As noted above, if an applicable restriction exists, it is disregarded in valuing the interest to be transferred. In that case, the proposed regulations provide that the fair market value of the transferred interest for transfer tax purposes is determined under generally applicable valuation principles as if the disregarded restriction does not exist in the governing documents, local law or otherwise. Although there is some lack of clarity in the proposed regulations regarding exactly how such a valuation will impact historical discounts routinely taken in valuing closely held interests in family entities, such discounts will likely be smaller if not eliminated altogether. Some of this ambiguity may be addressed in final regulations, most probably to the disadvantage of the transferring taxpayers.

Planning Opportunities

Although the proposed regulations address IRS concerns regarding the perceived abuse of “artificial valuation discounts” in some family-controlled entities, if the regulations impact active, operating businesses, where a lack of control is a real factor in determining fair market value, in the same manner as they impact passive entities whose assets consist of non-operating assets, the proposed regulations produce artificial and inappropriate results. In very few circumstances will the fair market value of an interest in a closely held business equal the pro rata share of the underlying value of the net assets of the business. Early commentators are warning that the proposed regulations could create “phantom assets” that are includible in the transferor’s gross estate as the result of disregarding valuation principles that contribute to the true fair market value of a transfer, resulting in taxes on assets that do not exist.

We expect that there will be significant comments to the proposed regulations during the 90-day comment period before the regulations become final. The good news is that the proposed regulations, if adopted as drafted, will not be retroactive. A public hearing is set for December 1 and the Department of Treasury has indicated that the regulations will not go into effect until the regulations become final, giving business owners at least a few months to make the most of current law and plan for the changes ahead.

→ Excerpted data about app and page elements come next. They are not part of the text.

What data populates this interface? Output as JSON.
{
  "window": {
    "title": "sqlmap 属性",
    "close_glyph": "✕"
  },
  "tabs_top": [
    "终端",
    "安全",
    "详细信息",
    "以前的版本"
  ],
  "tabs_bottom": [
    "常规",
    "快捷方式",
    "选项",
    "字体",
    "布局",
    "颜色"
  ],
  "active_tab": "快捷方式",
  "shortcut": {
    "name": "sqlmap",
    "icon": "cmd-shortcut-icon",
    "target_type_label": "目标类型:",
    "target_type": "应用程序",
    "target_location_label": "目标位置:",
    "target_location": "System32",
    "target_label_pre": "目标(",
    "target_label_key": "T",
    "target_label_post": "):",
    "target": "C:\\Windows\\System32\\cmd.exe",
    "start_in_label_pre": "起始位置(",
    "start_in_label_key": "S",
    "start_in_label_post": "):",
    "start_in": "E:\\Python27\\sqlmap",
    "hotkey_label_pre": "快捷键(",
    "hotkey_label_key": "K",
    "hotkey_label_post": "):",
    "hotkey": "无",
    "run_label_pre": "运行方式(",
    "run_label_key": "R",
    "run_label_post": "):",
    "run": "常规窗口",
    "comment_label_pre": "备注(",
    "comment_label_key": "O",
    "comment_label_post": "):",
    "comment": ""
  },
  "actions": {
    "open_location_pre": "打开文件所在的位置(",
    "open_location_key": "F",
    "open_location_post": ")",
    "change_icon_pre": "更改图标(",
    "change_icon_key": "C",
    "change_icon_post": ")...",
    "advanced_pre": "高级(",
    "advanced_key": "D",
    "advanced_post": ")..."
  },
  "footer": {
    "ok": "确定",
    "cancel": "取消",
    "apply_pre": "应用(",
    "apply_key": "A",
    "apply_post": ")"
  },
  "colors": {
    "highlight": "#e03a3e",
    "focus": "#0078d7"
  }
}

However, it is possible that the regulations could become final shortly after the December 1 hearing, and with little or no notice of that date and, thus, of the effective date of the regulations.